Action item: For each line below that includes the string "caption", show the whole line.

Data about app and page elements:
***

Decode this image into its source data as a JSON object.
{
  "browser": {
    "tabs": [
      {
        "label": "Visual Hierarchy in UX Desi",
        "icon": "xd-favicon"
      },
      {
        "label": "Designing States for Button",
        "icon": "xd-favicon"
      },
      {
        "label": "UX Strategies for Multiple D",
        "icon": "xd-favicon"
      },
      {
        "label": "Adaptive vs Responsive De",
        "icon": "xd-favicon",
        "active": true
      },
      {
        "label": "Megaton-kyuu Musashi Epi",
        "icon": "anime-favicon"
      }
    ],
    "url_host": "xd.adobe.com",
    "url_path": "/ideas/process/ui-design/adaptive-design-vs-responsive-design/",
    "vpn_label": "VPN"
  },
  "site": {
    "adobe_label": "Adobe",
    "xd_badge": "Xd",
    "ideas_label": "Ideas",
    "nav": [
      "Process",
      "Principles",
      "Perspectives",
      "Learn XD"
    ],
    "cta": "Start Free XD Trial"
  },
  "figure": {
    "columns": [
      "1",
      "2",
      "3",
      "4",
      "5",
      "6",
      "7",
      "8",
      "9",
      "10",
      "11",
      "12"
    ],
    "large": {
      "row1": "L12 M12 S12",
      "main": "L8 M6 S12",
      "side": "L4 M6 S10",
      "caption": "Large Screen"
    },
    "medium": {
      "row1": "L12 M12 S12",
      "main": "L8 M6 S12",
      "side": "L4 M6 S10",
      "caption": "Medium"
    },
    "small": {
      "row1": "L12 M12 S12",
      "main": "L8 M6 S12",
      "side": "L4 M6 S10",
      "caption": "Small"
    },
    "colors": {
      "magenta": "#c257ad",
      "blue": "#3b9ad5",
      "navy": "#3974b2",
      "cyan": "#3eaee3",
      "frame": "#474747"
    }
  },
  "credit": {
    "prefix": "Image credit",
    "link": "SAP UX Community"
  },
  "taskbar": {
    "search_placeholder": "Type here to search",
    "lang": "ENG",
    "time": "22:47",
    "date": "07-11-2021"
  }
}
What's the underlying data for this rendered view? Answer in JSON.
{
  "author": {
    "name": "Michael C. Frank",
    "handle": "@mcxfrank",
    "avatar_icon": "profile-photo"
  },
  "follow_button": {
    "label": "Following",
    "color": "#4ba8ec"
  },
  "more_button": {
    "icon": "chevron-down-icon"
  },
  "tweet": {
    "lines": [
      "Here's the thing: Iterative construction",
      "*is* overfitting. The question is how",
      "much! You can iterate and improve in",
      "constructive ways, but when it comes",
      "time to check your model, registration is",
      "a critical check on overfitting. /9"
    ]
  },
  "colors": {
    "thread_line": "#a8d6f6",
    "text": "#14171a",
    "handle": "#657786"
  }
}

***

Reply to the exercise:
      "caption": "Large Screen"
      "caption": "Medium"
      "caption": "Small"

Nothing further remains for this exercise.